If a bunch of crows find a hamburger lying around with some fries, they’ll prefer to treat themselves to fast food rather than go and hunt.
There’s no denying that crows are seen as birds of prey.
Unlike other avian predators such as falcons or hawks, these inquisitive yet adaptable creatures opt for less rigorous means of finding sustenance.
Recent studies conducted by Barbara Clucas, a biologist of Humboldt State University, and John Marzluff, of the University of Washington, in the issue of Ethnology, proved a point about the intelligence of the corvid family – a group of birds including crows, magpies, ravens, rooks, and jackdaws.
According to their research and several experiments, they learned that corvids are brilliant beings, quick to adapt to changing environments, and follow extensive social hierarchy within their circles.
Their studies also discovered that crows pick up on human activity.
Despite extensive urbanization of Corvus habitat, these creatures have found ways to survive and thrive in human communities.
Perhaps, that is why you will see crows looking into dumpsters to find scraps of food.
An in the eventuality where the dumpster has a lid, crows have been seen to open dumpster lids with great finesse to search for some snacks.
How Do You Protect Baby Bunnies From Crows?
In the wild, bunnies stay well-protected inside burrows where a female rabbit will go to unbelievable lengths to protect its babies.
The female rabbit is responsible for nest-building as well as young-rearing.
Male rabbits do not take any part in raising their young.
If the mother rabbit gets killed, the bunnies are exposed to all kinds of danger.
Also, you have to understand that there is little you can do to protect bunnies in the wild without a mother rabbit.

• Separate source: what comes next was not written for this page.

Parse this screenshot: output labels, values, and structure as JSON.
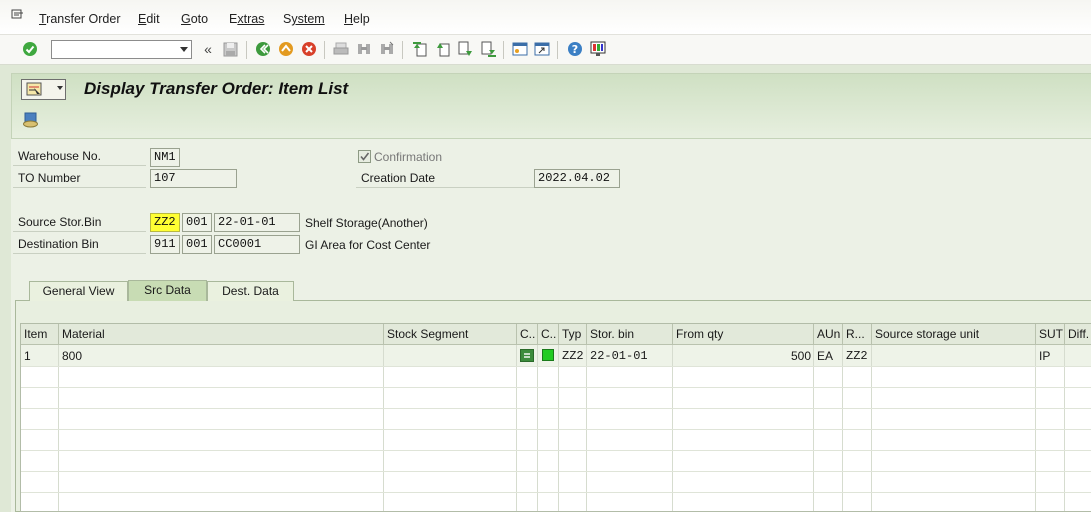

On the other hand, if you do take up caring for a bunch of bunnies, you will have to exercise extreme caution.
To begin with, you cannot allow bunnies into the open.
If you don’t have room to house bunnies inside your home, you will have to create a safe and sturdy shelter for bunnies outside.
Large cages with a chicken wire running from the top to the sides of the cage will keep the crows away from the baby rabbits.
To ensure that the bunnies do not injure themselves on the chicken wire, you will have to place a stiff yet smooth covering on the walls of the cage inside.
Furthermore, it will be essential that you take caution during feeding or foraging time.
If you watch some YouTube videos about crow attacks, you will realize that crows don’t attack from the front.
They attack their target from the back.
These aren’t soft, cuddly creatures.
Instead, these intelligent beings rely on their survival skills instead of their killer instinct to live.
You should be aware that crows can kill just as quickly as any other predators if it chooses to.
Crows won’t hesitate to attack a hawk!
Check out my article – Why do crows attack hawks?